Actually, I've had a blast speaking with a number of you, and I've really enjoyed your input and ideas. With that -- and as we get closer to launch, here's some more specific information...
- You might begin writing your first article now. Based on a few conversations I've had with others, I think it a great idea to start with something having to do with your background in hockey. I'm not talking about a resume, but instead a story about something you recall from your earliest involvement in the sport. One dad initiated this line of thinking with a story about his son's unique involvement with a team last season, another guy is thinking about the cultural changes he experienced moving from Canadian youth hockey to the very different West Coast scene, and I can envision a hockey mom telling how her youngster initially got involved in the game. In a way, then, I think the best approach -- at least for the first article -- would be as a "human interest" story, and something other readers in your state might identify with.
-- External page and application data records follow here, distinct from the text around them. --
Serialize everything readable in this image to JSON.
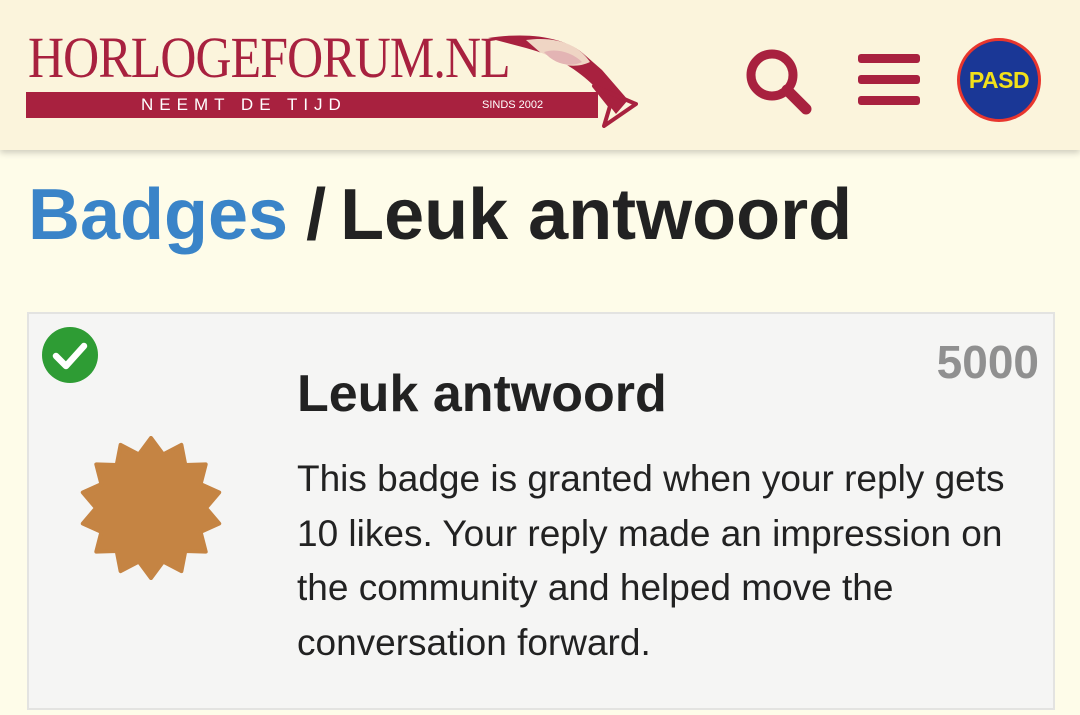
{
  "header": {
    "logo": {
      "title": "HORLOGEFORUM.NL",
      "tagline": "NEEMT DE TIJD",
      "since": "SINDS 2002"
    },
    "search_icon": "search-icon",
    "menu_icon": "hamburger-menu-icon",
    "avatar_text": "PASD"
  },
  "breadcrumb": {
    "parent": "Badges",
    "separator": "/",
    "current": "Leuk antwoord"
  },
  "badge": {
    "granted_icon": "check-circle-icon",
    "count": "5000",
    "title": "Leuk antwoord",
    "description": "This badge is granted when your reply gets 10 likes. Your reply made an impression on the community and helped move the conversation forward.",
    "icon": "starburst-bronze-badge-icon"
  },
  "colors": {
    "brand": "#a8213f",
    "link": "#3a84c8",
    "header_bg": "#fbf4dc",
    "page_bg": "#fefce9",
    "badge_bronze": "#c58443",
    "granted_green": "#2e9c34",
    "avatar_bg": "#1a3796",
    "avatar_text": "#f2e01a"
  }
}
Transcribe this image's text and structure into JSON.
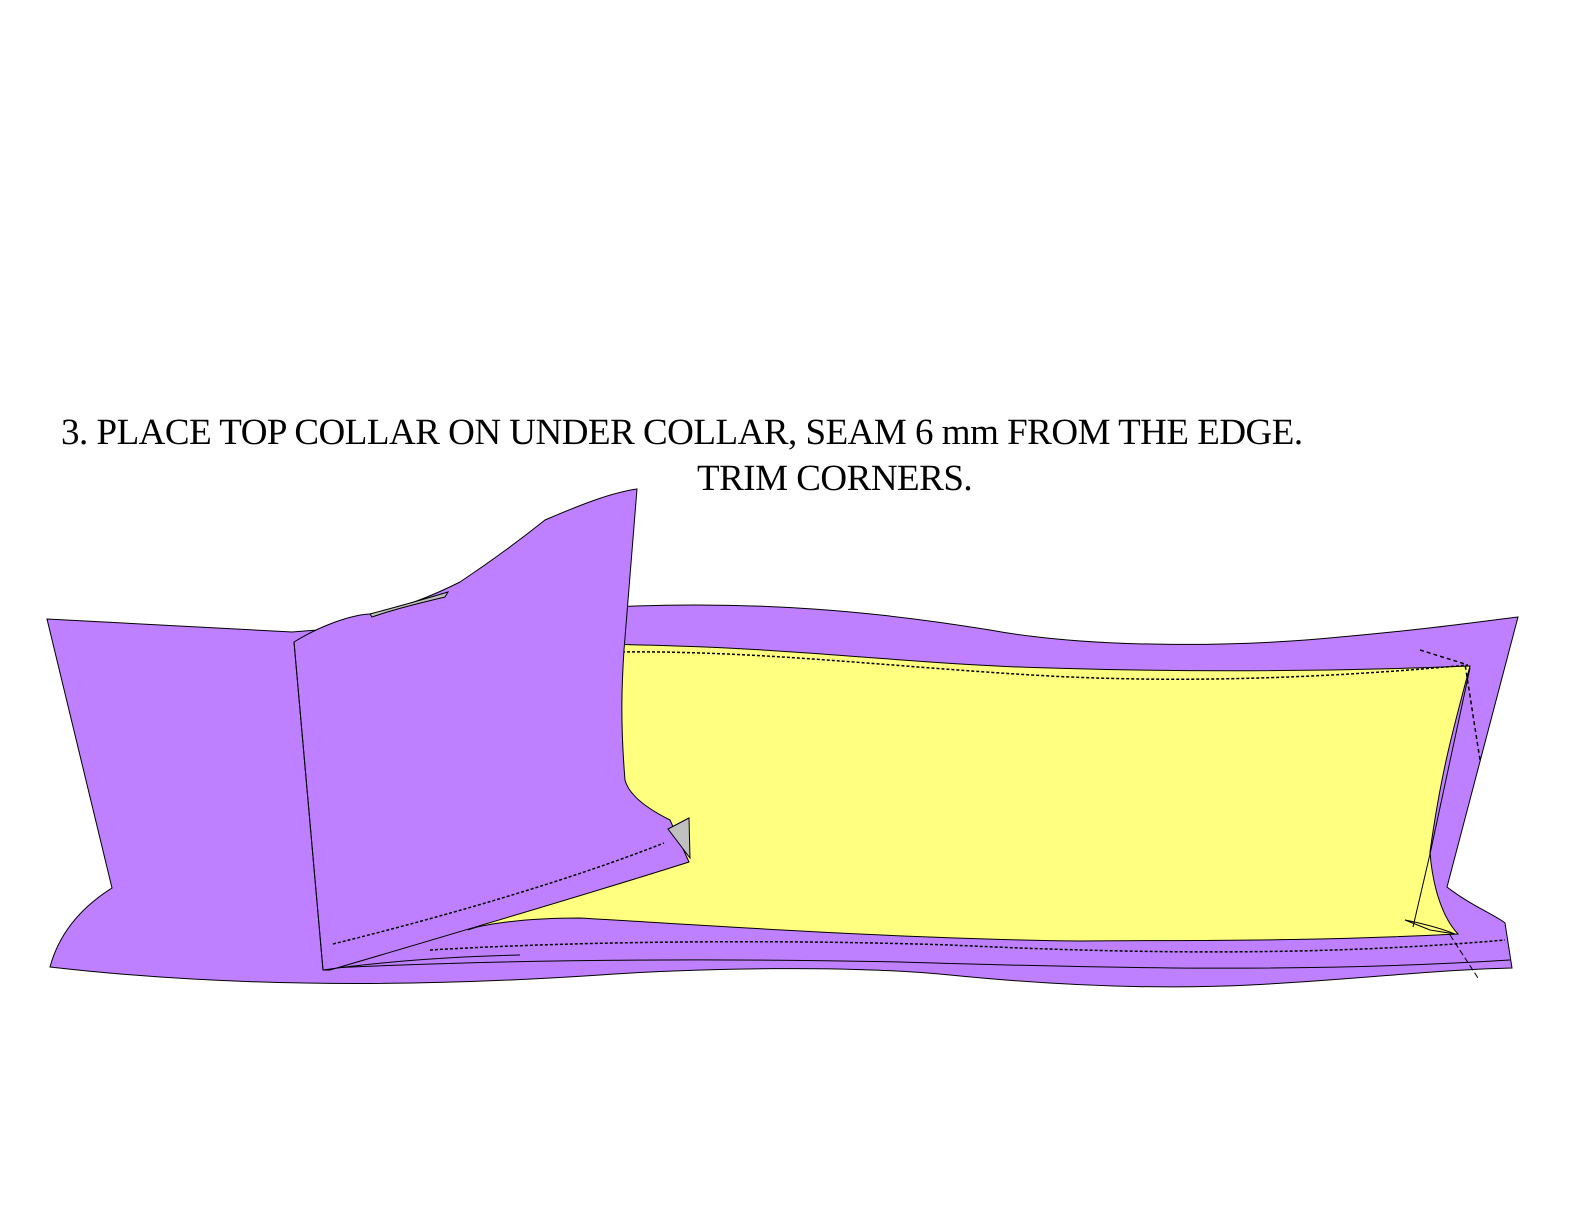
{
  "instruction": {
    "line1": "3. PLACE TOP COLLAR ON UNDER COLLAR, SEAM 6 mm FROM THE EDGE.",
    "line2": "TRIM CORNERS."
  },
  "colors": {
    "under_collar": "#bf80ff",
    "top_collar_lining": "#ffff80",
    "folded_edge": "#c0c0c0",
    "outline": "#000000",
    "background": "#ffffff"
  }
}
- If I haven't made it clear already, this new venture is going to focus on "amateur youth hockey", or what's happening in your state at the grassroots level. More specifically, we'll stick with beginners (the clinic kids) and go up through age 16 (Midgets). We'll stay clear of pro hockey, except when a pro team impacts on the local kids (many pro teams do get involved in their communities with some very newsworthy activities or events). And, for the time being, we'll not cover the oldest teens -- as in high school hockey, Juniors or U18 and U20 teams.
- We've had some discussions about girls hockey, and really wrestled with the amount of coverage we should give them. (A great many young girls play on boys' team up through about Pee Wees, while the girls-only teams probably don't come close to matching the numbers of boys and mixed teams out there.) It's my hope that someday they will warrant their own section within our site. However, for the time being, I'm thinking that the numbers dictate they receive somewhere between 1/4 and 1/5 the coverage as the general youth hockey teams. (Please argue with me if you feel I'm wrong on this.)
- As you get comfortable with your position, try to set up a network of hockey contacts around your state. (If you need advice, just ask.) For sure, it will be easy to gather article fodder from the local rink/s. However, you need to spread the coverage in order to attract more readers. So, I suggest rotating your articles to focus on a different area each month (maybe try dividing a state into three sections, rotating monthly coverage from north to central to south, or from west to central to east).
- At the end of that article, I'd like you to ask your readers, "Now, what's your story?" That, I hope, will bring you a batch of ideas for possible new feature stories.
- This first time around, it might be difficult to gather a lot of information for the second part of your monthly submission, but I'll suggest that a lot of folks around your state will ultimately send you requests to have special announcements made for them. For a title, you'll use your state's nickname, as in "Around the Ocean State" (for Rhode Island). Here you'll want to include announcements for things like tryouts in a given location, details on a local coaching clinic, etc, and fundraisers might be okay, too. (This should basically be for not-for-profit activities.)
- Once the new season gets underway, I envision a third segment in your monthly submissions, this having to do with short blurbs on teams around your state. Let's keep these mainly team oriented -- as in, "The Bay State Rockets Pee Wee AA's began their season with a 4-game win streak, while jumping to the top of the Western MA League standings." Mention of the coach is good. An occasional mention of some individual players is okay, but let's avoid overdoing it, and making idols out of 10-year old.
- Keep an eye out for potential sponsors. For-profit (hockey clinics and schools, for example) can't be mentioned under our "Around the _____ State", but they can help pay you for your time and sponsor your page. I'll give you more on the logistics of this, but I envision a 50/50 split between you and us. It's hoped that your articles and announcements bring enough "eyeballs" to your page that advertisers will want their messages placed alongside. Again, though, while you're thinking, I also have a lot more to do on this from my side.
- At the end of each monthly post will be your (company) email address, so that readers and potential advertisers may reach you. It'll say something like,"Sally may be reached at _______." Get psyched about this simple feature, because I sense readers will help you write many of your future installments, and perhaps some might even pay you well for your efforts.
- Although we all sometimes write something that makes us dread comments, you should look forward to and encourage them after each of your monthly posts. Feedback is always helpful, while those tiny boxes down below also often contain gems that greatly enhance the original piece. Moreover, the more times important key words are used on your page, the more apt your page will rise in the search engine rankings.
- Please plan to submit your articles by the 15th of each month. I picture a small nightmare from our side -- ugh, as we attempt to edit and format over 50 submissions in the remaining 15-ish days.
*Rather than putting out a new page every so often -- with changes to the above, I think I'll update this one as needed. So, be sure to come back on a regular basis to look for those changes.